• **Work instructions**: In the entries below, identify every line with the string "name" and copy it.

=== Section Start ===

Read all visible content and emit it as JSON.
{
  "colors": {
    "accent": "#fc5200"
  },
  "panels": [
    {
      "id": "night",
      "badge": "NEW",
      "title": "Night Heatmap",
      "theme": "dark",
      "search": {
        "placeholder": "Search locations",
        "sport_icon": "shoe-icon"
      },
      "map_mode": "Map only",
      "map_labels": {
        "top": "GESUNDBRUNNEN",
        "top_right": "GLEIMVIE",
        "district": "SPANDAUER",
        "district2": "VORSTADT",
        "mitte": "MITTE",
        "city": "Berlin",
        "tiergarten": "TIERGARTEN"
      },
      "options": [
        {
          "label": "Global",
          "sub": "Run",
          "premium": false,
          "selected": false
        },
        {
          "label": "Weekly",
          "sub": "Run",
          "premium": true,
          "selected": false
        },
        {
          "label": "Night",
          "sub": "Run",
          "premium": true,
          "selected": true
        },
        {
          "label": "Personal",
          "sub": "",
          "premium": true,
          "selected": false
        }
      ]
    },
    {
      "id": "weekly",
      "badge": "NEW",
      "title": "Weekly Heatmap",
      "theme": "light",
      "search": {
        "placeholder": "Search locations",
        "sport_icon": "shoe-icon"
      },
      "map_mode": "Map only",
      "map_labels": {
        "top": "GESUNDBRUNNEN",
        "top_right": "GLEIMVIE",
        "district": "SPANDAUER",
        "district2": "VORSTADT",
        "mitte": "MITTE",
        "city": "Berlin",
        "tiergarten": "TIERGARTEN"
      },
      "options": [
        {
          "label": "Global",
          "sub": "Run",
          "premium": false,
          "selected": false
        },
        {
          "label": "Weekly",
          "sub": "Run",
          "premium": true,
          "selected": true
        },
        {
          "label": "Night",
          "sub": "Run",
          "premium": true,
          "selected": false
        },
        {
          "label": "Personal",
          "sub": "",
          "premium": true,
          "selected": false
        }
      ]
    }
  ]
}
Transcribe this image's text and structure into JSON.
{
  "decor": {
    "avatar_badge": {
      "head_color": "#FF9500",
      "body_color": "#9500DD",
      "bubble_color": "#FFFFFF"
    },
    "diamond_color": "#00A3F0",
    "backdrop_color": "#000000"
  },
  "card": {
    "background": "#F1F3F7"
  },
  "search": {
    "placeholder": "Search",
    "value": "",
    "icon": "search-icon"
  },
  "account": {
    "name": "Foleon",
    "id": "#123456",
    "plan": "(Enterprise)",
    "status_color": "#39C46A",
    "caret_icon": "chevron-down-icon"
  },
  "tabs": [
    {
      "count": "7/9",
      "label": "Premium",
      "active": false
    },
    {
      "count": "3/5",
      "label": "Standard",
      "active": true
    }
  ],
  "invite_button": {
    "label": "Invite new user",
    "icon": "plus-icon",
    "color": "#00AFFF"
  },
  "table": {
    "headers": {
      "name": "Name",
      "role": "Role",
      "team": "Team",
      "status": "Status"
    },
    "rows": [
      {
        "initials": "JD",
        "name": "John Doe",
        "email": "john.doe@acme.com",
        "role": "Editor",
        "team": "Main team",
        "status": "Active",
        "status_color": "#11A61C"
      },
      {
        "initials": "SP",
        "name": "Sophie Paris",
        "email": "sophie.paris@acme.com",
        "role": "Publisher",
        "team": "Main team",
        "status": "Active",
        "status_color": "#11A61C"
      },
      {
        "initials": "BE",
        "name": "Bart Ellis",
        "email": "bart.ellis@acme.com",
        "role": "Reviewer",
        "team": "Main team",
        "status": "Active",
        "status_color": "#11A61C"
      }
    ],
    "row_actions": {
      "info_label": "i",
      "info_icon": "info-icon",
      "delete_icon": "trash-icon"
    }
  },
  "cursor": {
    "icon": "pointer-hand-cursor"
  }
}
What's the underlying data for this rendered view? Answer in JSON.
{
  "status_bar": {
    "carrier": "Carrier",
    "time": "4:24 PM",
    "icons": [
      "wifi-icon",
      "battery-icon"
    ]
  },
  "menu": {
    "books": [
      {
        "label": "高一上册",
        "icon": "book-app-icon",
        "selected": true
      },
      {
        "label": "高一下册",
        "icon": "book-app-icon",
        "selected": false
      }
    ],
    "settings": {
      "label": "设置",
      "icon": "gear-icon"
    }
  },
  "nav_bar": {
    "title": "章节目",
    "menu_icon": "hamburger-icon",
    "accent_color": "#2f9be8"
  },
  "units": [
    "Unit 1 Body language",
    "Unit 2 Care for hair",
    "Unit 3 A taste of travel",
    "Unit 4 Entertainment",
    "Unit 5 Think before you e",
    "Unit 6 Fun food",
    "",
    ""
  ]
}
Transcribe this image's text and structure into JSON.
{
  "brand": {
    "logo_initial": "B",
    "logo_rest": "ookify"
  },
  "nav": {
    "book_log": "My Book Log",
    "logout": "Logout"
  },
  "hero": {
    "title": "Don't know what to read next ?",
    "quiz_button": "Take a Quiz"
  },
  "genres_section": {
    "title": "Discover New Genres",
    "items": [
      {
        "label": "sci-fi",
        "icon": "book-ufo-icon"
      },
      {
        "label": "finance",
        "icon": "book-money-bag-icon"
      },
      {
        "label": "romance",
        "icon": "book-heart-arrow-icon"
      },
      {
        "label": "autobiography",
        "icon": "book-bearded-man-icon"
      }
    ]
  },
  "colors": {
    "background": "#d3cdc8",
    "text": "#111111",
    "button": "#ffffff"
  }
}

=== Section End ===

• **Response to the exercise**:
    "name": "Foleon",
      "name": "Name",
        "name": "John Doe",
        "name": "Sophie Paris",
        "name": "Bart Ellis",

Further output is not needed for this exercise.